He is the author of several books, including The Last Utopia: Human Rights in History, and co-editor of The Breakthrough: Human Rights in the 1970s. He has been honored for his work with a variety of awards. He has been the recipient of a John Simon Guggenheim Memorial Fellowship, the American Council of Learned Societies’ Frederick Burkhardt Fellowship for Recently Tenured Scholars, and several teaching awards. Moyn is co-director of the Consortium for Intellectual and Cultural History, editor of Humanity, co-editor of Modern Intellectual History, and an editorial associate for Constellations.

Selected publications

Books
  • The Last Utopia: Human Rights in History
  • Origins of the Other: Emmanuel Levinas Between Revelation and Ethics
  • A Holocaust Controversy: The Treblinka Affair in Postwar France
  • (ed.) Pierre Rosanvallon, Democracy Past and Future
  • (co-ed.) The Modernist Imagination: Intellectual History and Critical Theory
  • (co-ed.) Global Intellectual History
  • (co-ed.) The Breakthrough: Human Rights in the 1970s
Articles
  • “The International Law That Is America: Reflections on the Last Chapter of Martti Koskenniemi’s Gentle Civilizer of Nations,” Temple International and Comparative Law Journal, forthcoming
  • “The Continuing Perplexities of Human Rights,” Qui Parle 21, no. 2 (Fall 2013)
  • “The Secret History of Constitutional Dignity,” in Christopher McCrudden, ed., Understanding Human Dignity (Publications of the British Academy) (New York: Oxford University Press, forthcoming), in a longer and complete version in Yale Human Rights and Development Law Journal, forthcoming

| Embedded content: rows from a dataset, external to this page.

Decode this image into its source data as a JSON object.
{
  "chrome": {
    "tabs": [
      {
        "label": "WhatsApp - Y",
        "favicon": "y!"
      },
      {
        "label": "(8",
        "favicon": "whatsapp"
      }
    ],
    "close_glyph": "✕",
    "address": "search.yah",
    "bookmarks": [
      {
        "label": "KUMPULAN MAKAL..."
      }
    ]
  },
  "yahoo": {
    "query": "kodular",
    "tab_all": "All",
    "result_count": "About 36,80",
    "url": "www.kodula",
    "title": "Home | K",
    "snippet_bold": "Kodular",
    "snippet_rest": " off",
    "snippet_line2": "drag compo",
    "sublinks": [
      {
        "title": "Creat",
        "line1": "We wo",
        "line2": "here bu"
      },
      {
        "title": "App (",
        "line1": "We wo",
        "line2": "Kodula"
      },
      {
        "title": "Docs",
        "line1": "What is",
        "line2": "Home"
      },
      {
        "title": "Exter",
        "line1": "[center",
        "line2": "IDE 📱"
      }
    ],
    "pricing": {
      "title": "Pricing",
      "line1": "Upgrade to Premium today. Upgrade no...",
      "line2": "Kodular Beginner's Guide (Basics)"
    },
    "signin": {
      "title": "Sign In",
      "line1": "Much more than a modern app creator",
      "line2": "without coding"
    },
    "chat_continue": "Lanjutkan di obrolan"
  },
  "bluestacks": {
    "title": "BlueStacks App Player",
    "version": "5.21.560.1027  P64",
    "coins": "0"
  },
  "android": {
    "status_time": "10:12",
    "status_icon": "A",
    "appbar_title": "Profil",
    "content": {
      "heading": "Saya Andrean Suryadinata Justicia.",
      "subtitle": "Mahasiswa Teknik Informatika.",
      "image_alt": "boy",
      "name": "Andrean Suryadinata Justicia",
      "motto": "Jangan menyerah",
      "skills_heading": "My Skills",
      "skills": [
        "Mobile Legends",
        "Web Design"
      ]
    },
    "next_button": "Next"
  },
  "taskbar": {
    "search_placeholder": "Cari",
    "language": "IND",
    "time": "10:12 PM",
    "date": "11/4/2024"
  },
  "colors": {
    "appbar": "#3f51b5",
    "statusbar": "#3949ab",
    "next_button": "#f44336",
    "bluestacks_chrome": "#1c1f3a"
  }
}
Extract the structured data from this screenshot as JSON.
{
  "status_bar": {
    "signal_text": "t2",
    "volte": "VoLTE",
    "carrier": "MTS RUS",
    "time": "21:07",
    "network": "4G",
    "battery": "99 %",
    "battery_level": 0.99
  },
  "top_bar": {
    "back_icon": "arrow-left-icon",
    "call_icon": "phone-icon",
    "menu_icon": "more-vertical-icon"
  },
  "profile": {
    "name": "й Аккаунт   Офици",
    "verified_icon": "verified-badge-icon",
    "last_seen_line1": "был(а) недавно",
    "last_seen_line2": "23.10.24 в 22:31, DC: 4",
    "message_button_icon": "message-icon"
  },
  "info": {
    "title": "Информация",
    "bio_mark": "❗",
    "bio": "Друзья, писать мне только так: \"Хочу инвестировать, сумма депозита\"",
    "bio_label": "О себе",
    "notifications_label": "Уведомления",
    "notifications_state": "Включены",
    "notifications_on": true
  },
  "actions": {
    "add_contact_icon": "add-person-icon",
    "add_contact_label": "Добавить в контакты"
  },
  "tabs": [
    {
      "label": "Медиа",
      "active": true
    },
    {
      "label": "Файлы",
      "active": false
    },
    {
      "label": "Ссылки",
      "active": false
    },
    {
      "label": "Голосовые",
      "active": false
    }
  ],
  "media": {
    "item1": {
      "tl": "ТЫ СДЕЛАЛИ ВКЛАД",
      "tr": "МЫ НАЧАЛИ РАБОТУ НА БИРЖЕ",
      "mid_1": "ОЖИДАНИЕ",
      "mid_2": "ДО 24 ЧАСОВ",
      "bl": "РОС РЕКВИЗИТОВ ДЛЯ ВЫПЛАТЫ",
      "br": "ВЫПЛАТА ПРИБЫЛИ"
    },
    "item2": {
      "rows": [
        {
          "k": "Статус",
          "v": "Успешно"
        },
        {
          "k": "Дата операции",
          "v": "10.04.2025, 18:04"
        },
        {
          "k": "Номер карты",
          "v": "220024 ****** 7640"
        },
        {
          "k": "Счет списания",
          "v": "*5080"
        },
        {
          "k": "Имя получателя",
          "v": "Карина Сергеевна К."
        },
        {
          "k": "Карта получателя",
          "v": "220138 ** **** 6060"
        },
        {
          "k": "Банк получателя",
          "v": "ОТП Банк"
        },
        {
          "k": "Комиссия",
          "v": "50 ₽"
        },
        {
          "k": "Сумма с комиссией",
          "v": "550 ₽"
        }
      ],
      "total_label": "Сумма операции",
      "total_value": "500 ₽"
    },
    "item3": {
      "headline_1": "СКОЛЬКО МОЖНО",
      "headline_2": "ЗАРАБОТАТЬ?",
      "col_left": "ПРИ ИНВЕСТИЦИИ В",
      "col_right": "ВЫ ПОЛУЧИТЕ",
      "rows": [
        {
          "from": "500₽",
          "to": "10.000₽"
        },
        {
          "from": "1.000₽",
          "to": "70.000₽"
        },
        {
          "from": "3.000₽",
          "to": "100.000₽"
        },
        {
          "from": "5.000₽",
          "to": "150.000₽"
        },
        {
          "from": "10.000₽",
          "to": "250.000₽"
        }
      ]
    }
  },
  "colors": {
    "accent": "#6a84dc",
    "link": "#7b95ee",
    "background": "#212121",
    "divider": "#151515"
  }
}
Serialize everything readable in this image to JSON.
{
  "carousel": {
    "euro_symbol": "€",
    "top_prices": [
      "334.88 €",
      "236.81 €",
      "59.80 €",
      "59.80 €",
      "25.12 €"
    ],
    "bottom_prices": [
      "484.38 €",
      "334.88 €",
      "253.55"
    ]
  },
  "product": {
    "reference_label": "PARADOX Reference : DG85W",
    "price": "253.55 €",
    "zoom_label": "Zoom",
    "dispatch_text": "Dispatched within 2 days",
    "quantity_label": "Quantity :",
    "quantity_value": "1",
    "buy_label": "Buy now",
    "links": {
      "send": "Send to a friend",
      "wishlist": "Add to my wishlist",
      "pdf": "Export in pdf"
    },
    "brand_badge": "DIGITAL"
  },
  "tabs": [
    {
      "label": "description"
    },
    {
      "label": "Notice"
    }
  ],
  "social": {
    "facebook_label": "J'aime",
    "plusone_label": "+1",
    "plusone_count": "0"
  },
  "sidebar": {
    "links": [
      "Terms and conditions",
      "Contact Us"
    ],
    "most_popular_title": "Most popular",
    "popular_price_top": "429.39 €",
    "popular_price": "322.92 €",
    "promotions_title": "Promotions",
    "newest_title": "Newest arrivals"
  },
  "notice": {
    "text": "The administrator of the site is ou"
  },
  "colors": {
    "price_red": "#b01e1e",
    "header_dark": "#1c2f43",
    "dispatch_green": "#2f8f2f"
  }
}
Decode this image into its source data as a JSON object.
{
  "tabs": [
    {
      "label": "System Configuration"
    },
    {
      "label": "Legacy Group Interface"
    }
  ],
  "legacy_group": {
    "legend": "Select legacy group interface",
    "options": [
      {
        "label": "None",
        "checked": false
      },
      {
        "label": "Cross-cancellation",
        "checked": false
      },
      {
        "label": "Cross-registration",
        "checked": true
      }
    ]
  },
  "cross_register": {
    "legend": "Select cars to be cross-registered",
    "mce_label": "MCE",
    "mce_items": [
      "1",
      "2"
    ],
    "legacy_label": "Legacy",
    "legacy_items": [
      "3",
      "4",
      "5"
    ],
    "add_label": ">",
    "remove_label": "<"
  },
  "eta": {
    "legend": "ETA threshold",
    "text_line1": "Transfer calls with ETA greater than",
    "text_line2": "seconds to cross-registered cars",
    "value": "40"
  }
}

  • “From Antiwar Politics to Antitorture Politics,” in Lawrence Douglas and Austin Sarat, eds., Law and War (Stanford: Stanford University Press, 2014)
  • “Judith Shklar versus the International Criminal Court,” Humanity 4, no. 3 (Fall 2013)
  • “John Locke on Uncertainty, Intervention, and Insurgency,” in Stefano Recchia and Jennifer M. Welsh, eds., Just and Unjust Military Intervention: European Thinkers from Vitoria to Mill (Cambridge: Cambridge University Press, 2013)
  • “Drones and Imagination: A Response to Paul Kahn,” European Journal of International Law 24, no. 1 (Spring 2013): 227-33
  • “Do Human Rights Treaties Make Enough of a Difference?” in Costas Douzinas and Conor Gearty, eds., Cambridge Companion to Human Rights Law (Cambridge: Cambridge University Press, 2012), 329-47
  • “Substance, Scale, and Salience: The Recent Historiography of Human Rights,” Annual Review of Law and Social Science 8 (2012): 123-40; in German in a somewhat related version as “Die neue Geschichte der Menschenrechte,” Geschichte und Gesellschaft 38, no. 4 (November 2012): 545-72
  • “Imperialism, Self-Determination, and the Rise of Human Rights,” in Akira Iriye et al., eds., The Human Rights Revolution: An International History (New York: Oxford University Press, 2011)
  •  “Personalism, Community, and the Origins of Human Rights,” in Stefan-Ludwig Hoffmann, ed., Human Rights in the Twentieth Century (Cambridge: Cambridge University Press, 2011); German version: “Personalismus, Gemeinschaft und die Ursprünge der Menschenrechte,” in Hoffmann, ed., Moralpolitik: Geschichte der Menschenrechte im 20. Jahrhundert (Göttingen: Wallstein Verlag, 2010)